ALBUQUERQUE—U.S. Attorney Kenneth J. Gonzales and Carol K.O. Lee, Special Agent in Charge of the Albuquerque Division of the FBI, announced that a federal grand jury has indicted Jamie Estrada, 40, of Los Lunas on computer intrusion and false statement charges.
The charges against Estrada arise out of the interception of wire communications intended for others, including New Mexico Gov. Susana Martinez and members of her staff.
Counts one through 12 of the 14-count indictment allege that Estrada unlawfully intercepted wire communication intended for individuals who had e-mail accounts on an Internet domain owned by the governor’s political organization.
According to the indictment, the unlawful interceptions occurred between July 2011 and June 2012. Counts 13 and 14 charge Estrada with making false statements to the FBI in September 2012, in which he allegedly denied taking certain actions to unlawfully intercept wire communications as charged in counts one through 12 of the indictment. Estrada’s arraignment hearing has yet to be scheduled.

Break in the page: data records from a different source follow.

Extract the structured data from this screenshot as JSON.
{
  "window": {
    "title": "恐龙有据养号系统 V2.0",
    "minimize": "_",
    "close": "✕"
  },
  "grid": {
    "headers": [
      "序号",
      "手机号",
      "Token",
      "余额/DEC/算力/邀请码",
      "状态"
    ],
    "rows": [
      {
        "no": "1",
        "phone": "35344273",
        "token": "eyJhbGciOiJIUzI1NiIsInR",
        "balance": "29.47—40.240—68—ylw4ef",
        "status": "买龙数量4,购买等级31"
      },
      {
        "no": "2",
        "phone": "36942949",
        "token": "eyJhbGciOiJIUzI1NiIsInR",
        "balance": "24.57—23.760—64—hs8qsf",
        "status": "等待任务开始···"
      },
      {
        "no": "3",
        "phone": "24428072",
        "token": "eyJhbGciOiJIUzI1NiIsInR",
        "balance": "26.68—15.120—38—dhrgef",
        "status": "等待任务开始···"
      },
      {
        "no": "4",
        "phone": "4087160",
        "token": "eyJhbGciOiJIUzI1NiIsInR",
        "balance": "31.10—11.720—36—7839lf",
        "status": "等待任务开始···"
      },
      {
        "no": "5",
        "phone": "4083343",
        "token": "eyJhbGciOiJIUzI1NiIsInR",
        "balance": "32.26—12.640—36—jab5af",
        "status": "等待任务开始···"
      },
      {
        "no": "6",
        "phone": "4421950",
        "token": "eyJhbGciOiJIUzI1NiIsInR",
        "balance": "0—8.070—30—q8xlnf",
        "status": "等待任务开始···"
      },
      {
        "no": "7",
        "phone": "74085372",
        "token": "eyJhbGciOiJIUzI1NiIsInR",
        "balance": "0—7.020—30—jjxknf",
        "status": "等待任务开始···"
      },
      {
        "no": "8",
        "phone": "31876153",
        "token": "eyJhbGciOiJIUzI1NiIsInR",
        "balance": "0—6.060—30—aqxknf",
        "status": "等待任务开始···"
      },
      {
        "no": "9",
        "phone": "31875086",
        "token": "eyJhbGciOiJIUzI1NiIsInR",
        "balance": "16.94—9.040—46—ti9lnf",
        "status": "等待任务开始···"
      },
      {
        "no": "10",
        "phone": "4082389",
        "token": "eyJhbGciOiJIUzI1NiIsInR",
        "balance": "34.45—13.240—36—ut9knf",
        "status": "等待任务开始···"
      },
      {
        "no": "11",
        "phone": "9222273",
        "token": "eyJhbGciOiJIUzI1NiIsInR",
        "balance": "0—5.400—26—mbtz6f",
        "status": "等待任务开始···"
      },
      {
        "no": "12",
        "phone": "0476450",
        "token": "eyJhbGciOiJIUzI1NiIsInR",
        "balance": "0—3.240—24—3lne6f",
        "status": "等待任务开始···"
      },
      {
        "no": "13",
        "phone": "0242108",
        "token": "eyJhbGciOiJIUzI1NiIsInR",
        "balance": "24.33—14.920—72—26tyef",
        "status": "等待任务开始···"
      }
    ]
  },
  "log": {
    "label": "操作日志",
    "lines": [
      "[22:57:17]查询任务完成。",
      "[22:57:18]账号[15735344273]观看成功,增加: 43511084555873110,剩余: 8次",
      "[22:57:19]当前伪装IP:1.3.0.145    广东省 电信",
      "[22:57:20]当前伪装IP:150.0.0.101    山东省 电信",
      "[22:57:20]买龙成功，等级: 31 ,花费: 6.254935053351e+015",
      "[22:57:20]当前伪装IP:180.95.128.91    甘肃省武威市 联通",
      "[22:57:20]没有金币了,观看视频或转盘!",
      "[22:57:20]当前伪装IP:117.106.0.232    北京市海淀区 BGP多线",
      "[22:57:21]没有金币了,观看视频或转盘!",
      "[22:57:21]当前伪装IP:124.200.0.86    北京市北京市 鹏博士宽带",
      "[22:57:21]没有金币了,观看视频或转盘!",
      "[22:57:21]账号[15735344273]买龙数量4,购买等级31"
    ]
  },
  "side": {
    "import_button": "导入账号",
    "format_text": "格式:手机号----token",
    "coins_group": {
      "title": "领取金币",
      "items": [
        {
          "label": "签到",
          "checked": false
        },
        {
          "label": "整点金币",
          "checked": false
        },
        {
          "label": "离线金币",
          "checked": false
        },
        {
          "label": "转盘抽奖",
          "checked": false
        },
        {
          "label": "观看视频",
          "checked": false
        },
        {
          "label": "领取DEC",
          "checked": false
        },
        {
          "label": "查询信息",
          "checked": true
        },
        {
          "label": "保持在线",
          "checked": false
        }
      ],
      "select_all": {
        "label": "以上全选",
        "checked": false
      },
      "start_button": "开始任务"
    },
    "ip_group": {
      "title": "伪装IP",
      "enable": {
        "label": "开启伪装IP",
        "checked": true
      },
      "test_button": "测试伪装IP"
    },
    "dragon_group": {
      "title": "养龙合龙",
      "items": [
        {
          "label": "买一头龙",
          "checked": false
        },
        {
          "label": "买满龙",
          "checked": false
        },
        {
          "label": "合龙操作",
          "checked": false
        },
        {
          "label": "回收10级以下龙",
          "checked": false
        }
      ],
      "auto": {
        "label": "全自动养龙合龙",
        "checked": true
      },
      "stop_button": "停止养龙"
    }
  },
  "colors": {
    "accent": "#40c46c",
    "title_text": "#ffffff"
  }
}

In announcing the indictment, U.S. Attorney Gonzales said, “This indictment reflects the high value that my office places on preserving the integrity of our electronic communications in a digital age. In a time when so much of our personal, professional, and financial information is repeatedly transmitted on a daily basis over e-mail and other means of wire communication, it is of paramount importance that we protect electronic information from being diverted, stolen, or otherwise misappropriated.”
Special Agent in Charge Lee added, “Thousands of intrusions into corporate networks, personal computers, and government systems occur daily, threatening our privacy, business secrets, and even national security. The Albuquerque FBI Division has devoted considerable resources into confronting this growing cyber threat, which is why this indictment today is so important to us. I would like to congratulate the FBI special agents and professional staff for their hard work on this case, as well as the U.S. Attorney’s Office. The FBI will continue to aggressively pursue individuals who would violate other people’s privacy not by breaking into homes and offices but by sneaking into computers and wireless devices.”
According to the indictment, in summer 2009, Governor Martinez, who was then the District Attorney in Dona Ana County, New Mexico, began assembling a political campaign as she prepared to enter the November 2010 gubernatorial race.
In July 2009, one of the governor’s early political supporters registered an Internet domain that was designated as www.susana2010.com (the domain) for a two-year period through an online service. The supporter then donated the domain, including its username and password, to the governor’s political organization. The username and password were required for making administrative changes to the domain, including posting content to the domain’s website and creating e-mail accounts associated with the domain.
The username and password also were required to renew the registration for the domain, which was scheduled to expire on July 18, 2011. As the owner of the domain, the governor’s political organization had the exclusive right to renew the registration before it expired and during a 42-day grace period following the expiration date.
The indictment alleges that, during the gubernatorial campaign, the domain became an important tool for the governor’s political organization. Members of the campaign staff, including Gov. Martinez, maintained e-mail accounts on the domain, which they used to communicate with each other as well with the governor’s political supporters and the media. Estrada allegedly joined the governor’s political organization as the campaign manager in July 2009, and, in that capacity, was provided with the username and password for the domain. Estrada allegedly left the campaign in December 2009. Before his departure, the governor allegedly sent Estrada an e-mail requesting that he return all information belonging to the campaign, including any usernames and passwords to any accounts.
After Gov. Martinez was inaugurated in January 2011, the governor, members of her staff, and others continued to use the e-mail accounts associated with the domain. In July 2011, individuals who had e-mail accounts on the domain began receiving reports that e-mails sent to those accounts were bouncing back to the senders and soon determined that the e-mails were not getting delivered because the domain had expired. Their efforts to re-register the domain were unsuccessful because they could not locate or recall the domain’s username and password. In July 2011 and as part of their efforts to locate the username and password, the governor’s staff allegedly asked Estrada to provide this information, and Estrada allegedly refused to comply with the request.
According to the indictment, in late July 2011, Estrada allegedly used the username and password to renew the domain and to change the domain’s settings so that, instead of going to their intended recipients, incoming e-mail communications were directed to an e-mail account on a different domain that was controlled by Estrada. As a result, between late July 2011 and June 2012, Estrada allegedly received e-mail communications intended for recipients, including Gov. Martinez and members of her staff, who had e-mail accounts associated with the domain.
An indictment merely alleges that crimes have been committed, and a defendant is presumed innocent unless and until proven guilty beyond a reasonable doubt.
This case was investigated by the Albuquerque Division of the FBI and is being prosecuted by Assistant U.S. Attorneys John C. Anderson and Fred J. Federici.